-------- Provided records --------
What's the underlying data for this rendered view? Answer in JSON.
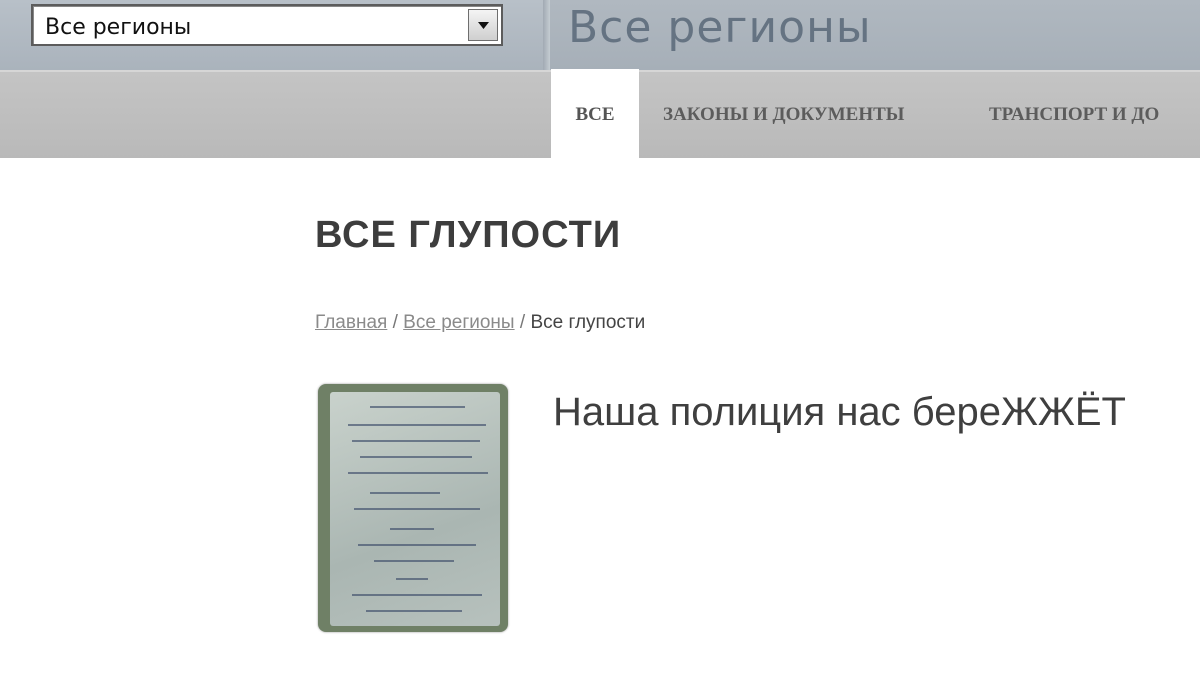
{
  "header": {
    "region_select": {
      "value": "Все регионы"
    },
    "region_title": "Все регионы"
  },
  "nav": {
    "tabs": [
      {
        "label": "ВСЕ",
        "active": true
      },
      {
        "label": "ЗАКОНЫ И ДОКУМЕНТЫ",
        "active": false
      },
      {
        "label": "ТРАНСПОРТ И ДО",
        "active": false
      }
    ]
  },
  "main": {
    "page_title": "ВСЕ ГЛУПОСТИ",
    "breadcrumb": {
      "home": "Главная",
      "separator": " / ",
      "regions": "Все регионы",
      "current": "Все глупости"
    },
    "post": {
      "title": "Наша полиция нас береЖЖЁТ"
    }
  },
  "colors": {
    "header_bg": "#aab3bc",
    "nav_bg": "#bebebe",
    "title_text": "#3d3d3d",
    "region_title_text": "#657382"
  }
}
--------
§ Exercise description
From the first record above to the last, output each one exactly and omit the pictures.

§ Solution to the problem
What's the underlying data for this rendered view? Answer in JSON.
{
  "header": {
    "region_select": {
      "value": "Все регионы"
    },
    "region_title": "Все регионы"
  },
  "nav": {
    "tabs": [
      {
        "label": "ВСЕ",
        "active": true
      },
      {
        "label": "ЗАКОНЫ И ДОКУМЕНТЫ",
        "active": false
      },
      {
        "label": "ТРАНСПОРТ И ДО",
        "active": false
      }
    ]
  },
  "main": {
    "page_title": "ВСЕ ГЛУПОСТИ",
    "breadcrumb": {
      "home": "Главная",
      "separator": " / ",
      "regions": "Все регионы",
      "current": "Все глупости"
    },
    "post": {
      "title": "Наша полиция нас береЖЖЁТ"
    }
  },
  "colors": {
    "header_bg": "#aab3bc",
    "nav_bg": "#bebebe",
    "title_text": "#3d3d3d",
    "region_title_text": "#657382"
  }
}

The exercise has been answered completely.